“I’ve been in this business for 20 years and I’ve never seen anything like this before. Our revenue has decreased with over 90% and it’s uncertain when and if it will go back to normal again. What should we do?”
We received a call last week from one of our clients, in which they expressed their concerns about the current market situation. As we are all being affected by the spread of covid-19 in many ways, it is easy to relate to the unfortunate and distressing situation that many businesses are facing today.
Six months ago, climate change and extreme poverty were two of the major global threats on the world agenda, however the world is currently facing another enemy, which is the global pandemic caused by the fast spreading coronavirus called Covid-19. Not only does this pandemic pose a threat to many people’s health and lives – it has also turned out to have big ramifications on the global economy, on politics, societal functions and the livelihood of countless people, resulting in mass unemployment.
Companies and business leaders are currently faced with a great level of uncertainty and are forced into quick decision making in order to survive, why access to relevant and accurate information is necessary. The stakes are high, and decisions made today may impact many employees, customers, owners, suppliers and business partners for months or even years to come. How we deal with information is therefore crucial for making well guided decisions.

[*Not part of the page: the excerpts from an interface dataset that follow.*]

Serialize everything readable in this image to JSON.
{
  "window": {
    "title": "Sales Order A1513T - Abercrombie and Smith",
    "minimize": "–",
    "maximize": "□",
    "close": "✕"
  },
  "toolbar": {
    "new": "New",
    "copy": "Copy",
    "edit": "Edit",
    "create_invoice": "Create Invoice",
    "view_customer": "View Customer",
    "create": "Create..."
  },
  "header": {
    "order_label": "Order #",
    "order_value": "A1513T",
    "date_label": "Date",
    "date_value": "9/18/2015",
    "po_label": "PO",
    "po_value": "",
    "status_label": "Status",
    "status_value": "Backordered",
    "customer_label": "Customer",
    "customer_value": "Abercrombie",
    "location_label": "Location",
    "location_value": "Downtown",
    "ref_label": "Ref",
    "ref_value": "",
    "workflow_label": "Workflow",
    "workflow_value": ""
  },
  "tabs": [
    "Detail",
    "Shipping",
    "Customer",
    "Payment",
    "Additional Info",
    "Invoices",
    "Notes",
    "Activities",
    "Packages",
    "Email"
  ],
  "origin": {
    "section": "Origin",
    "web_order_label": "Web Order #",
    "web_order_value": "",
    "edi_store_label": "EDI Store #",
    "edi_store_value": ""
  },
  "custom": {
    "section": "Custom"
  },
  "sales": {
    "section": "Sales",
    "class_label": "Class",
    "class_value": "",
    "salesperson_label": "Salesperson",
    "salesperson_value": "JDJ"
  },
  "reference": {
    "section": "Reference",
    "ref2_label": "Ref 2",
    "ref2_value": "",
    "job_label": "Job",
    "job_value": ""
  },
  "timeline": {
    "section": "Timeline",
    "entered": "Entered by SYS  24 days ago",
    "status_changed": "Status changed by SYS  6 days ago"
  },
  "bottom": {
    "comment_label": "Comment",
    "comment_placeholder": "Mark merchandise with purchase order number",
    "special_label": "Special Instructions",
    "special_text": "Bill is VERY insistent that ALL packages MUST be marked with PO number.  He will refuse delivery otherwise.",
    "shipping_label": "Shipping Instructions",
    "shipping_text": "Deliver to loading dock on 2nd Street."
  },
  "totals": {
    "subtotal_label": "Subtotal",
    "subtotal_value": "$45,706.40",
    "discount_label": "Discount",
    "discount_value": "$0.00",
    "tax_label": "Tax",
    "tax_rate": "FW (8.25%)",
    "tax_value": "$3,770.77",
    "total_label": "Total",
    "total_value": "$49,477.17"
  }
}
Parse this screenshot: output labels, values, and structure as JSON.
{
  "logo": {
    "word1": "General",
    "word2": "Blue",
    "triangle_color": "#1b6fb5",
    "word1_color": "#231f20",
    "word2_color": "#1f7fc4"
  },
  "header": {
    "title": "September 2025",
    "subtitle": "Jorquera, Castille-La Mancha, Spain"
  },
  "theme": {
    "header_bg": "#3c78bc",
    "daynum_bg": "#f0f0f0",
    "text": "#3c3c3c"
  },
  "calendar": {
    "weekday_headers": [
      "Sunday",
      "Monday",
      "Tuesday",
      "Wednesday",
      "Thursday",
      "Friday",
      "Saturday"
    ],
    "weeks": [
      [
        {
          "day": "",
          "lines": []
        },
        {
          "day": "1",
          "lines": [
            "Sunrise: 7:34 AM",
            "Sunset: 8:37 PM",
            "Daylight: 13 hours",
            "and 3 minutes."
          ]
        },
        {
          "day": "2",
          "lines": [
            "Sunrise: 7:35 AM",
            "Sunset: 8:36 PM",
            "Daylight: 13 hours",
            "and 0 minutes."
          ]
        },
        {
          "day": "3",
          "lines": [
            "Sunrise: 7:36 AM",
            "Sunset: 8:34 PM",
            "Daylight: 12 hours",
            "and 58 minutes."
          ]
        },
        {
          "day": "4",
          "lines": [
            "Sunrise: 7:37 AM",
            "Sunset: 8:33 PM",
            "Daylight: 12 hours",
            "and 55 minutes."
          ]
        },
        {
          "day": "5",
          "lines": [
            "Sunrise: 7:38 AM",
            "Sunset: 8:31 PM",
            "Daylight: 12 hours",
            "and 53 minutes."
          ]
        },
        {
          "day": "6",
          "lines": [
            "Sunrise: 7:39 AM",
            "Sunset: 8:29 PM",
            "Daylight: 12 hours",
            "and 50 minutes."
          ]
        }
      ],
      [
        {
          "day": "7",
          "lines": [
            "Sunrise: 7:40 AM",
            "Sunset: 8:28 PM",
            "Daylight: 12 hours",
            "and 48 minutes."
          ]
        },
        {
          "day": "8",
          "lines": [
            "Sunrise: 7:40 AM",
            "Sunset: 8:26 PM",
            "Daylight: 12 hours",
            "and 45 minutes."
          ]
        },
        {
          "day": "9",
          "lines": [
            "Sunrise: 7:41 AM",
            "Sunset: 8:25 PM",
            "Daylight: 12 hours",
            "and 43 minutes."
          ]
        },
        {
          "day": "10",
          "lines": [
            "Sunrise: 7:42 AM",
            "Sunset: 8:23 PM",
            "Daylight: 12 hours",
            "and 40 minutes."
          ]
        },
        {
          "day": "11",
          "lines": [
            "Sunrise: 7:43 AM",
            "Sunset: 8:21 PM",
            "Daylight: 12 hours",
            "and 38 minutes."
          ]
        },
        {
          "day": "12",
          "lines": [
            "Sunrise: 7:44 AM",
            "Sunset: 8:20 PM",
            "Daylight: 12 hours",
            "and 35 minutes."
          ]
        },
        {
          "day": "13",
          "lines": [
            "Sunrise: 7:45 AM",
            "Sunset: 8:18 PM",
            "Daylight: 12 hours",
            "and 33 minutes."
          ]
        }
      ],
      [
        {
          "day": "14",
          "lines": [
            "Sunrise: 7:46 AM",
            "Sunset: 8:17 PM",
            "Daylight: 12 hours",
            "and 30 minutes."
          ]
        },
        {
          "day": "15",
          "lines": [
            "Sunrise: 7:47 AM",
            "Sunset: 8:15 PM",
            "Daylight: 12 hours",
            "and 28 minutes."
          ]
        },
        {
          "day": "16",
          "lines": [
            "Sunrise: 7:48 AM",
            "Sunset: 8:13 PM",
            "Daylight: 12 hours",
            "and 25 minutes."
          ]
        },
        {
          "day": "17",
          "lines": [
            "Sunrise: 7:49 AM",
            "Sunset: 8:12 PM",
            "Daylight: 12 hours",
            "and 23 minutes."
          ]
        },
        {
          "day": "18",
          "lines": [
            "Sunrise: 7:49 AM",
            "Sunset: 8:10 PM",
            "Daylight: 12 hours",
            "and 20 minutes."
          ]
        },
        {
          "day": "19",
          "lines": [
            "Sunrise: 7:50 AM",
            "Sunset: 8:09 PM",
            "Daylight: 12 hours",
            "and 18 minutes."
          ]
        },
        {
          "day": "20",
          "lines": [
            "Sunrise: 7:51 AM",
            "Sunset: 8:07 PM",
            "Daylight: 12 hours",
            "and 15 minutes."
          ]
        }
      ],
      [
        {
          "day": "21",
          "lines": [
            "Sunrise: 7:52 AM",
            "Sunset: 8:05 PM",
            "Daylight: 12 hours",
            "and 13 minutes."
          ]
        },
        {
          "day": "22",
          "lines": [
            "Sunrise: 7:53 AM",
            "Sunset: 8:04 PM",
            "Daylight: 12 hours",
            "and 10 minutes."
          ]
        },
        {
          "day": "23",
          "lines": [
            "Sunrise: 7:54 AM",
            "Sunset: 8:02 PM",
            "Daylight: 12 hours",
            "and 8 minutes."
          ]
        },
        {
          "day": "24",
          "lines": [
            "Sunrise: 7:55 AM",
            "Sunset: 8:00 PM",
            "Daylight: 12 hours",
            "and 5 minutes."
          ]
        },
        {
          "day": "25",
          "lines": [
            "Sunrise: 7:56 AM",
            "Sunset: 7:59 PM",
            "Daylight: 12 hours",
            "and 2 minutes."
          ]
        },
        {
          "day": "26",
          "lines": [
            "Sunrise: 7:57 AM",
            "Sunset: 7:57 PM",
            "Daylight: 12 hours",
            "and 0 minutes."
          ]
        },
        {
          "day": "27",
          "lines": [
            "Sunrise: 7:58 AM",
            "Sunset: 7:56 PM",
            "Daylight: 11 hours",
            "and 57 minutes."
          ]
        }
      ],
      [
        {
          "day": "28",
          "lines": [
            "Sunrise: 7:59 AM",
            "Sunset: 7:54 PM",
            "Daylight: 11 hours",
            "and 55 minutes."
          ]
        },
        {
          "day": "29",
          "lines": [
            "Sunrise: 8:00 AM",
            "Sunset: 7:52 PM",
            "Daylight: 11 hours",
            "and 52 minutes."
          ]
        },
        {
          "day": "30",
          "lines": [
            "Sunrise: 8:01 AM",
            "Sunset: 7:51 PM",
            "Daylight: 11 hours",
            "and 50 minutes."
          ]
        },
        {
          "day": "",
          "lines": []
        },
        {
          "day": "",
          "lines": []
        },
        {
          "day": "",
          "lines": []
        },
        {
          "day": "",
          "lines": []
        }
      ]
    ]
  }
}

How can we ensure that information is being processed correctly in order to maintain a balanced perspective, when we are overwhelmed with information from different sources, often influenced by a high level of fear and urgency?
When analysing information it’s important to be aware of potential biases and data gaps. The book Factfulness: Ten Reasons We’re Wrong About the World – and Why Things Are Better Than You Think, written by Hans Rosling together with Ola Rosling and Anna Rosling Rönnlund in 2018, describes the pitfalls of interpreting information and the principles presented in the book are relevant for supporting fact-based decision-making.
For instance, there are three key things that are emphasized in the book to help us maintain an accurate view of the world:
- Realize that we don’t see the world as it is.
- Recognise what types of stories trigger our dramatic instincts.
- Use simple rules of thumb to resist over-dramatic stories.
One of the core messages in Factfulness is that it’s easy to misinterpret information about the world, leading to an overdramatic worldview. The reason for this is not necessarily because the information we receive is wrong, but rather because it’s taken out of context or only one side of the story is being presented. It is true that the situation we are currently facing is serious, but it is in uncertain and frightening times that it is even easier to make hasty and drastic decisions based on misinterpreted information.
Given our experiences from working with data-driven organisations and decision-making, it’s very clear that our instinctive behaviours as humans and the way our minds function sometimes get in the way of drawing accurate conclusions based on data. Even organisations that have processes and tools in place for utilizing data effectively, experience challenges in interpreting data and turning it into fruitful actions.
If we revisit our client, who experienced a dramatical stagnation of revenue due to the current Covid-19 crisis: how could they implement a fact-based approach when deciding what actions to take? Here are some thoughts and suggestions:
1. Look at your options
No matter how grim the situation, there are always options. What are your options, and what are the implications? Developing and analysing different scenarios, not forgetting to take several perspectives and consequences into account is a good starting point. It is easy to make the mistake of only considering a problematic situation from a certain perspective and therefore disregarding potential consequences in other areas.
2. Check your information
What information do you have right now and what information do you need in order to make an informed decision? How can you bridge the gap? How reliable is the data you have and where does it come from? Does your organisation have access to data and analytics tools that can provide a new perspective? If you do not have it in-house, can you get the support or analysis externally?
Are you generating valuable insights to lay the foundation for better decisions? How do you connect the dots? What context are you putting the information in? It’s important to keep in mind that the situations we’re facing today are extreme and not necessarily the new normal. That doesn’t mean inaction is the way to go, but it is also crucial to maintain the long-term perspective of what to do when the circumstances stabilize again. Advanced analytics can support in providing actionable insights.
Information should lead to action, otherwise you’re doing something wrong. If your insights are not actionable, the analysis may not be right. Sometimes more information can leave you feeling confused, but that is when data analytics and methods to interpret and present information can be useful.
5. Rear-view mirror
What do you see when looking in the rear-view mirror? Was the decision you took right? Have your received new information which should lead you to change the decision you made? If so, do that. When working in a data-driven way, the key is to continue to evaluate and measure success. What effects did the actions you took have on your business and performance? Feeding these insights into the loop are crucial for future decision-making and to improve the process.
At Cartina we help clients improve their decision-making processes. We do this by means of advanced analytics and digital transformation (e.g. with BI, AI, agile ways of working), information management, as well as understanding changes in customer drivers and behaviours to plan for future scenarios.
Do you want to discuss your plan to counter this crisis?
We’re here for you!
You can find more information about Factfulness and the 10 Rules of Thumb to keep your dramatic instincts in check here: Gapminder.org